> _YOUR OBJECTIVE_
Would you repeat every entry below word for word but drop the images?

Website and app data records
**********

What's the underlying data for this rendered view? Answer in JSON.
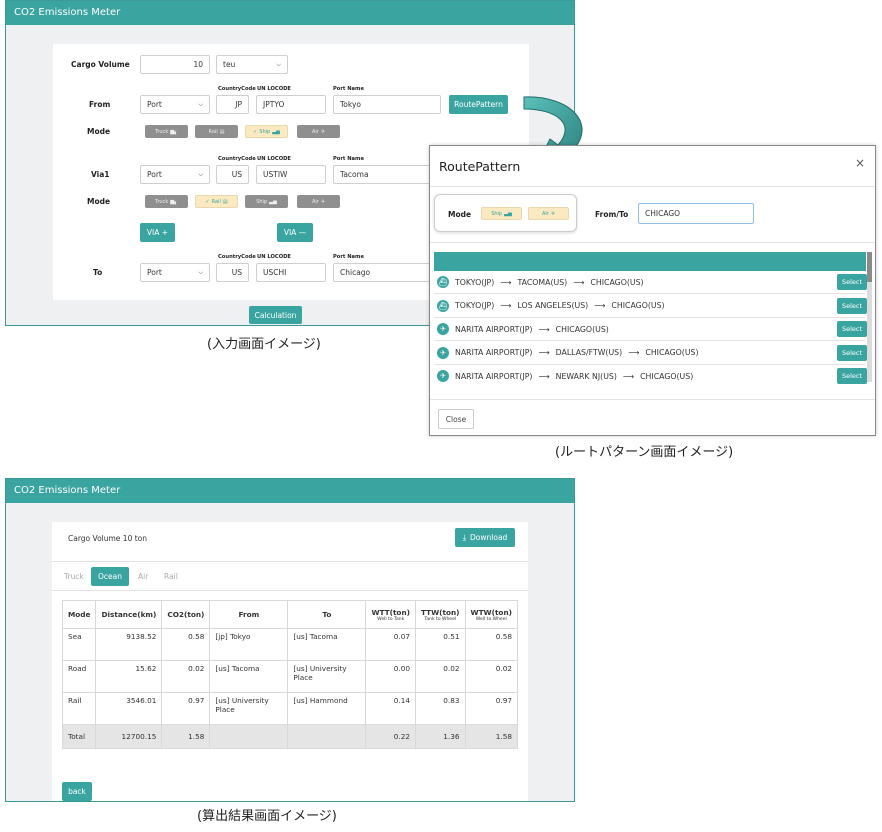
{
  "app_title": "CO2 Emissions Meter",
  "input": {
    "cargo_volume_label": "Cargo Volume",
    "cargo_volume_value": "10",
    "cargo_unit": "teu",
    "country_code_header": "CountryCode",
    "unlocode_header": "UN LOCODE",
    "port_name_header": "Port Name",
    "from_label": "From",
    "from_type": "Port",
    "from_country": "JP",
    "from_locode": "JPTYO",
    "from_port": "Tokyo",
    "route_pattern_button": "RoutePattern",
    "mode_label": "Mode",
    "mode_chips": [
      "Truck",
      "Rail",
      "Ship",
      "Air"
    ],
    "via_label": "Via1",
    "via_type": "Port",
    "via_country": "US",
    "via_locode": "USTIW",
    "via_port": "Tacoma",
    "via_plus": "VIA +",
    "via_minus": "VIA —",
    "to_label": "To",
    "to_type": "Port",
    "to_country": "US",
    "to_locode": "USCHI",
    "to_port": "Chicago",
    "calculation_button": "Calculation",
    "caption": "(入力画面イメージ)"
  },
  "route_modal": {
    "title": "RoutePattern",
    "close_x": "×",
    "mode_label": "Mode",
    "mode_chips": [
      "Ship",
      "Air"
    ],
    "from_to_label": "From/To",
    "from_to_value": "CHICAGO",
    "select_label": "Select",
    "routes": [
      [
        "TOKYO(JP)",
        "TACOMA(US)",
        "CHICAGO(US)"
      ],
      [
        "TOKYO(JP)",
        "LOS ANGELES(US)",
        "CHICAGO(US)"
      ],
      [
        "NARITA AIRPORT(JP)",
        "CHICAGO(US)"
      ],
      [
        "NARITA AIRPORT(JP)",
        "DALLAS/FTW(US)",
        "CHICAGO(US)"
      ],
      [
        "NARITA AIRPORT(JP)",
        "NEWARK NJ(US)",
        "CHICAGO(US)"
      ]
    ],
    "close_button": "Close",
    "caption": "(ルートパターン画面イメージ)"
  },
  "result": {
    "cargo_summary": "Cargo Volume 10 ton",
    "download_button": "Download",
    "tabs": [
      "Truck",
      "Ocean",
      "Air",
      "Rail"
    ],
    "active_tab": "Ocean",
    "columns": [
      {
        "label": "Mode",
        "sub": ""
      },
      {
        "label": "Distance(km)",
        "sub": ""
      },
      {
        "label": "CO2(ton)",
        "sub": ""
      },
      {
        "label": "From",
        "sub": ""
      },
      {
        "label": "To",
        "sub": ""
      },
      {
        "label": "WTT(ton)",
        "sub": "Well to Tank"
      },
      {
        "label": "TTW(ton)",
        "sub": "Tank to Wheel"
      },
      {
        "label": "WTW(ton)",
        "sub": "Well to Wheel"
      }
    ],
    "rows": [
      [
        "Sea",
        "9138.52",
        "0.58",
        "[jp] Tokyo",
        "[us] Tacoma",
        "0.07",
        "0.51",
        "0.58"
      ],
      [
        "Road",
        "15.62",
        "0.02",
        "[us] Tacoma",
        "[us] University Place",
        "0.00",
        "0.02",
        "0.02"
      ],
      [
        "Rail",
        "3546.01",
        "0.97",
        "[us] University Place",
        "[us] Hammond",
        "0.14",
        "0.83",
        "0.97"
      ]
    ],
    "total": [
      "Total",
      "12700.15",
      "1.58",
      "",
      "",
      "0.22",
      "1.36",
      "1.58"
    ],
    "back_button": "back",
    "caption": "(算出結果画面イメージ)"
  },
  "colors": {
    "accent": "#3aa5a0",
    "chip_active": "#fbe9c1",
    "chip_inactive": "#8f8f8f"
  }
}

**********

> _WRITTEN REPLY_
What's the underlying data for this rendered view? Answer in JSON.
{
  "app_title": "CO2 Emissions Meter",
  "input": {
    "cargo_volume_label": "Cargo Volume",
    "cargo_volume_value": "10",
    "cargo_unit": "teu",
    "country_code_header": "CountryCode",
    "unlocode_header": "UN LOCODE",
    "port_name_header": "Port Name",
    "from_label": "From",
    "from_type": "Port",
    "from_country": "JP",
    "from_locode": "JPTYO",
    "from_port": "Tokyo",
    "route_pattern_button": "RoutePattern",
    "mode_label": "Mode",
    "mode_chips": [
      "Truck",
      "Rail",
      "Ship",
      "Air"
    ],
    "via_label": "Via1",
    "via_type": "Port",
    "via_country": "US",
    "via_locode": "USTIW",
    "via_port": "Tacoma",
    "via_plus": "VIA +",
    "via_minus": "VIA —",
    "to_label": "To",
    "to_type": "Port",
    "to_country": "US",
    "to_locode": "USCHI",
    "to_port": "Chicago",
    "calculation_button": "Calculation",
    "caption": "(入力画面イメージ)"
  },
  "route_modal": {
    "title": "RoutePattern",
    "close_x": "×",
    "mode_label": "Mode",
    "mode_chips": [
      "Ship",
      "Air"
    ],
    "from_to_label": "From/To",
    "from_to_value": "CHICAGO",
    "select_label": "Select",
    "routes": [
      [
        "TOKYO(JP)",
        "TACOMA(US)",
        "CHICAGO(US)"
      ],
      [
        "TOKYO(JP)",
        "LOS ANGELES(US)",
        "CHICAGO(US)"
      ],
      [
        "NARITA AIRPORT(JP)",
        "CHICAGO(US)"
      ],
      [
        "NARITA AIRPORT(JP)",
        "DALLAS/FTW(US)",
        "CHICAGO(US)"
      ],
      [
        "NARITA AIRPORT(JP)",
        "NEWARK NJ(US)",
        "CHICAGO(US)"
      ]
    ],
    "close_button": "Close",
    "caption": "(ルートパターン画面イメージ)"
  },
  "result": {
    "cargo_summary": "Cargo Volume 10 ton",
    "download_button": "Download",
    "tabs": [
      "Truck",
      "Ocean",
      "Air",
      "Rail"
    ],
    "active_tab": "Ocean",
    "columns": [
      {
        "label": "Mode",
        "sub": ""
      },
      {
        "label": "Distance(km)",
        "sub": ""
      },
      {
        "label": "CO2(ton)",
        "sub": ""
      },
      {
        "label": "From",
        "sub": ""
      },
      {
        "label": "To",
        "sub": ""
      },
      {
        "label": "WTT(ton)",
        "sub": "Well to Tank"
      },
      {
        "label": "TTW(ton)",
        "sub": "Tank to Wheel"
      },
      {
        "label": "WTW(ton)",
        "sub": "Well to Wheel"
      }
    ],
    "rows": [
      [
        "Sea",
        "9138.52",
        "0.58",
        "[jp] Tokyo",
        "[us] Tacoma",
        "0.07",
        "0.51",
        "0.58"
      ],
      [
        "Road",
        "15.62",
        "0.02",
        "[us] Tacoma",
        "[us] University Place",
        "0.00",
        "0.02",
        "0.02"
      ],
      [
        "Rail",
        "3546.01",
        "0.97",
        "[us] University Place",
        "[us] Hammond",
        "0.14",
        "0.83",
        "0.97"
      ]
    ],
    "total": [
      "Total",
      "12700.15",
      "1.58",
      "",
      "",
      "0.22",
      "1.36",
      "1.58"
    ],
    "back_button": "back",
    "caption": "(算出結果画面イメージ)"
  },
  "colors": {
    "accent": "#3aa5a0",
    "chip_active": "#fbe9c1",
    "chip_inactive": "#8f8f8f"
  }
}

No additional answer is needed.